Do you experience regular back pain?
I know I have and occasionally still do. I am human after all.
Expecting pain to be cleared from the body forever is simply unrealistic. The body, like life, will always be changing states. It will move from being pain-free and at ease to feeling tight and awkward, then returning to pain-free again.
Part of the approach to managing this pain is:
1. Acknowledging that changes in your physical state are normal and learn to roll with them rather than resisting.
2. Managing it with intelligence and wisdom before it become serious (don’t let it blow out to over 2+ weeks).
I’ve noticed that my back pain tends to be focused in the lower back when I’ve been sitting for long periods of time. It can often build up over a period of days until the pain and discomfort starts to really scream at me.
What do you do to stop it screaming?
Do you get onto it before it starts screaming?
I have realized a key to working with and avoiding intense back pain.
90% of back pain is not due to tight muscles in the back…
It’s due to the hamstrings!
More specifically, it’s due to tight, shortened hamstrings.
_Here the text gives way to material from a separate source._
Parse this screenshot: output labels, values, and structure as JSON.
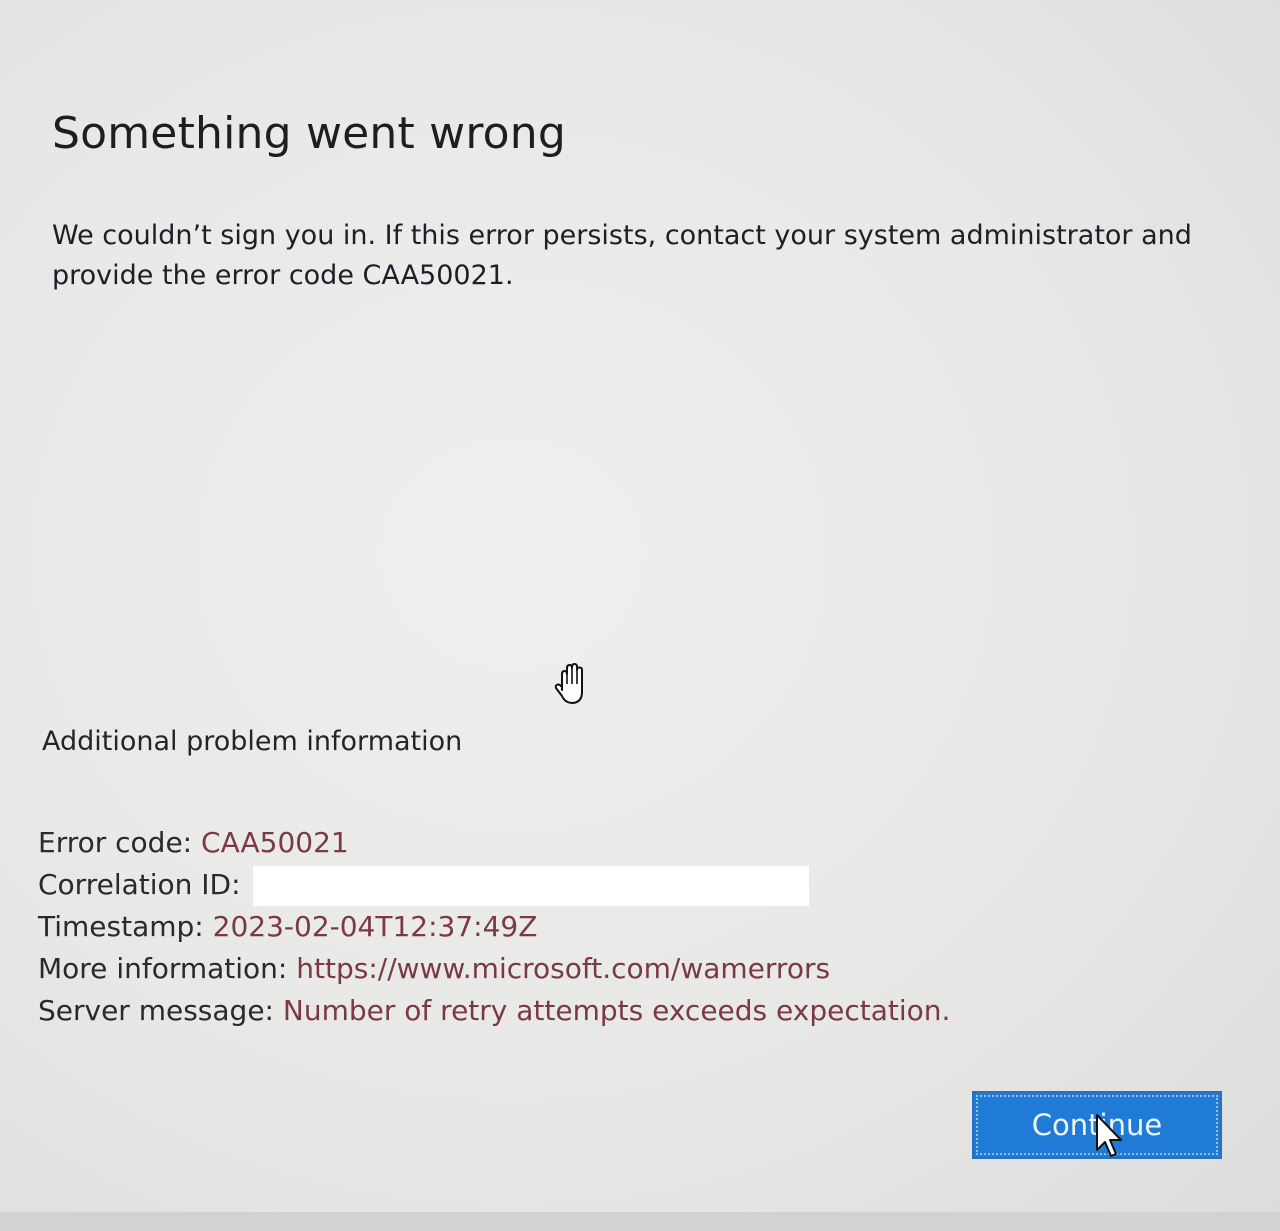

The shortened hamstrings come mainly from sitting in chairs. When we are bending at the knees, the hamstring muscle fibers are shortened. When we spend hours and days in this common position, the hamstrings will naturally start to re-calibrate their length to suit this posture.
While this picture demonstrates good spinal posture, it still shows how sitting in a chair acts to shorten the hamstrings.
This tendency for the hamstrings to re-calibrate their length to a shortened position results in them feeling tight whenever we do anything other than sit in a chair. Therefore, we have to continually remind and train the hamstring fibres to open up and experience their full length.
Tight hamstrings also lead to tightened connective tissue along the entire back of the body. This tightened connective tissue leads it to the hips “tucking under,” resulting in no little to no lower back curve, which in turn adds a lot of extra pressure into the lower back. It is this extra workload on the lower back muscles that leads to pain and spasm.
The best way to treat this and help the superficial muscles of the back is to release the hamstrings and lengthen the entire back of the body.
Here are a number of simple postures and stretches you can do to relieve back pain right away:
1. LEGS UP ON A CHAIR
This pose is more of an “urgent” posture for when the back is in pain or spasm. Before we can stretch out the hamstrings and back of the body, we need to get it out of spasm-mode. When it’s in spasm mode, it’s in defence in order to protect itself. Only when it realizes that it’s safe to release can we stretch it properly. This posture takes the pressure off the lower back muscles so they can relax. Reduction in pain is usually quick when in this posture. However, if pain persists seek out your preferred medical health practitioner to help you get the muscles out of their stressed state.
When in pain, do this posture ASAP.
2. “The Pigeon” Posture
If you haven’t done this posture before or for a while, it can be really intense. Therefore, take your time with it.
Draw a knee up in front of your torso and gently move the foot on the same leg across your body to enhance the stretch. Make sure both hips are squared, which means that you are not leaning to one side or resting on one hip. Bring both hips up and square. The back toe can be tucked under if you’re feeling too much pressure in the back knee.
3. Standing forward-bend posture
People tend to move quickly into this one and stay for a short time, which produces little benefit. The key here, again, is to take your time with it.
If you’re new to this pose or you find it awkward, bend your knees a little – it’s ok! We are not focusing specifically on the hamstrings in this one, but the entire back of the body. Therefore allow the stretching to move into any part in the back of your body. People often feel it in different places – back of legs, lower back or even neck and shoulders. This is fine!
Let yourself dangle there for a while. Make sure your head is dropped towards the floor and use your breath to soften the areas of tightness in the back of the body.
When you’re done, slowly come back up. If you get dizzy, just take a seat for a little bit. Eventually, this posture will become second nature to you and you will notice that you will feel refreshed and more relaxed.
4. The “cat cow” moving posture
This posture is a moving posture and is largely designed to retrain your body to find a more effective and efficient position for your spine. The body often needs a reminder as to its range of movement so it can recalibrate itself somewhere in the middle of the extremes. Of course, this posture also stretches the tissues of the front and back of body, which feels amazing.
Perform at least 10 up-and-down movements through the spine. You don’t have to push it to the absolute edge of your range of motion. Focusing on smooth, flowing movements through the spine feels great and, often, more nurturing.
I must also add, while these postures can work magic for many people, pain is a complicated phenomenon, one that is not fully understood by our best doctors and scientists. If these physical postures don’t address the issue, it is worth looking into the emotional, mental, and spiritual dimensions, as they can also be involved.
Practices like E.F.T., hypnosis, meditation, or even just going out and having some fun can also do wonders at clearing physical pains from the body (maybe all you needed was a to let your hair down, have a good laugh, and dance it out on a dance floor somewhere).
Let me know how you go with it.